Ravell Call, Deseret News
State Route 143, called "Utah's Patchwork Parkway," climbs toward Cedar Breaks.

A steep, high-elevation road offering a wide spectrum of mountain and red-rock scenery is the Beehive State's newest national scenic byway.

The Federal Highway Administration announced Friday that state Route 143, nicknamed "Utah's Patchwork Parkway," running from Parowan through Brian Head to Panguitch, now has that designation.

"The title of national scenic byway is very difficult to attain," said Nancy Dalton, Byway 143 coordinator, adding the road was one of 63 applicants for the status.

State Route 143 is the state's eighth federal byway and one of 37 new scenic routes in 26 states. There are now 151 nationwide.

The designation recognized the historic value of the road. An annual quilt walk in Panguitch commemorates a time when pioneer travelers laid quilts over the snow to protect their feet from the bitter cold. In addition to its history, the byway has a notable diversity of scenery, color and never-ending vistas.

"There are several overlooks and pullouts where one can view Cedar Breaks National Monument, Brian Head Peak, Markagunt Plateau, Vermillion Castle, Panguitch Lake, lava fields, historic sites, meadows of summer wild flowers and, during autumn, aspen groves of brilliant fall colors," Dalton said. There also are trails, side roads and petroglyphs. The highway also offers excellent star-gazing opportunities.
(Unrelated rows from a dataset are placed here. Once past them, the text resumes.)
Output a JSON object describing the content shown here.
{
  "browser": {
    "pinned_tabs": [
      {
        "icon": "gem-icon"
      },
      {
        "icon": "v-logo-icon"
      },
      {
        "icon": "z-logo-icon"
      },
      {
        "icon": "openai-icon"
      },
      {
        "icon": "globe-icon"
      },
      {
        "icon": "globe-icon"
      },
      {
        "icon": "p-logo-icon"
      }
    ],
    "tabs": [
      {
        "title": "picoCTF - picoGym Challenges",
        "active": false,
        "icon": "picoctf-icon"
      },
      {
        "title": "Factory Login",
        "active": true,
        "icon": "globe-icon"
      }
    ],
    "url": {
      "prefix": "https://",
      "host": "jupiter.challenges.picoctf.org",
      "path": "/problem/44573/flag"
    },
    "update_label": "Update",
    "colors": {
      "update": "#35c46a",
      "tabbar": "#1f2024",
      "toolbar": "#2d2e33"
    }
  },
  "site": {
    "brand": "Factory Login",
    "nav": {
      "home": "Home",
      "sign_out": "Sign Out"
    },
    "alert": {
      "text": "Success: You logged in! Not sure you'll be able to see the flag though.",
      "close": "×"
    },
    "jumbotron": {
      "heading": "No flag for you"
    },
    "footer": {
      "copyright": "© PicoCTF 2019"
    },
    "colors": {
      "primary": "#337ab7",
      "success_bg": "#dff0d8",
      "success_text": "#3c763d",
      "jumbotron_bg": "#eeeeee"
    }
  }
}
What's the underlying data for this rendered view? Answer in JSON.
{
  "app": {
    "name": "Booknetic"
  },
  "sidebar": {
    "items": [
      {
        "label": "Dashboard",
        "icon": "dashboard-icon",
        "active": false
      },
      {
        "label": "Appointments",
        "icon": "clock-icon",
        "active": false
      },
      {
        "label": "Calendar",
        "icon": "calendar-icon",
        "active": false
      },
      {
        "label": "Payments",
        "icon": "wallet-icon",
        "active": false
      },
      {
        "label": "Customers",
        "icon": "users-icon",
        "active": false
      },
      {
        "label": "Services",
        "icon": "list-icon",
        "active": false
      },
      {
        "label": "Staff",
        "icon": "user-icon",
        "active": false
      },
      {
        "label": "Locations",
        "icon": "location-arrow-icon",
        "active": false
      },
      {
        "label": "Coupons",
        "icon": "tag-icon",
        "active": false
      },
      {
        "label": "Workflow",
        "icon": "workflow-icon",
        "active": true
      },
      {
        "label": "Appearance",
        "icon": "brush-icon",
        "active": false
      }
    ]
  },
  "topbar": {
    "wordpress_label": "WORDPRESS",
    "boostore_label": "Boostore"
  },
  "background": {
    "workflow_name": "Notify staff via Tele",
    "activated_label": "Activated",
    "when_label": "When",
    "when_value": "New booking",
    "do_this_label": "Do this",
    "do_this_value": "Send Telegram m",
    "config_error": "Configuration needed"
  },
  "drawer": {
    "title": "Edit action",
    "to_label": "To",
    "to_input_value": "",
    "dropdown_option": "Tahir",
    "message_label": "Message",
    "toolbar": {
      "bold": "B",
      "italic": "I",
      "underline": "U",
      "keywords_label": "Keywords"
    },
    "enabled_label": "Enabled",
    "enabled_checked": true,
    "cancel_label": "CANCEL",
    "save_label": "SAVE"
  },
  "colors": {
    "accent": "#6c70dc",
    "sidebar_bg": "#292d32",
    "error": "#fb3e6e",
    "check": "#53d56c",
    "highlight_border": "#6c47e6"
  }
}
One narrow side road offers glimpses of dramatic, lesser-known southern Utah scenery, including Noah's Ark, Free Thought Canyon, Valentine Peak, Squaw Hollow and Billy West Canyon.

State Route 143 is Utah's second-highest paved road, topping out at an elevation of 10,567 feet at Cedar Breaks. (Only the Mirror Lake Highway is higher.) It is also the steepest paved state road, with a maximum grade of 13 percent. It climbs 4,600 feet in about 18 miles from Parowan to Cedar Breaks National Monument.

Lt. Gov. Greg Bell will mark the new scenic byway designation at a community event Monday at 2:30 p.m. at Heritage Park in Parowan. The program will feature several guest speakers, Paiute Indian dancers, dignitaries, quilts and displays. In case of bad weather, it will be held in the Iron County Fairgrounds building.

e-mail: lynn@desnews.com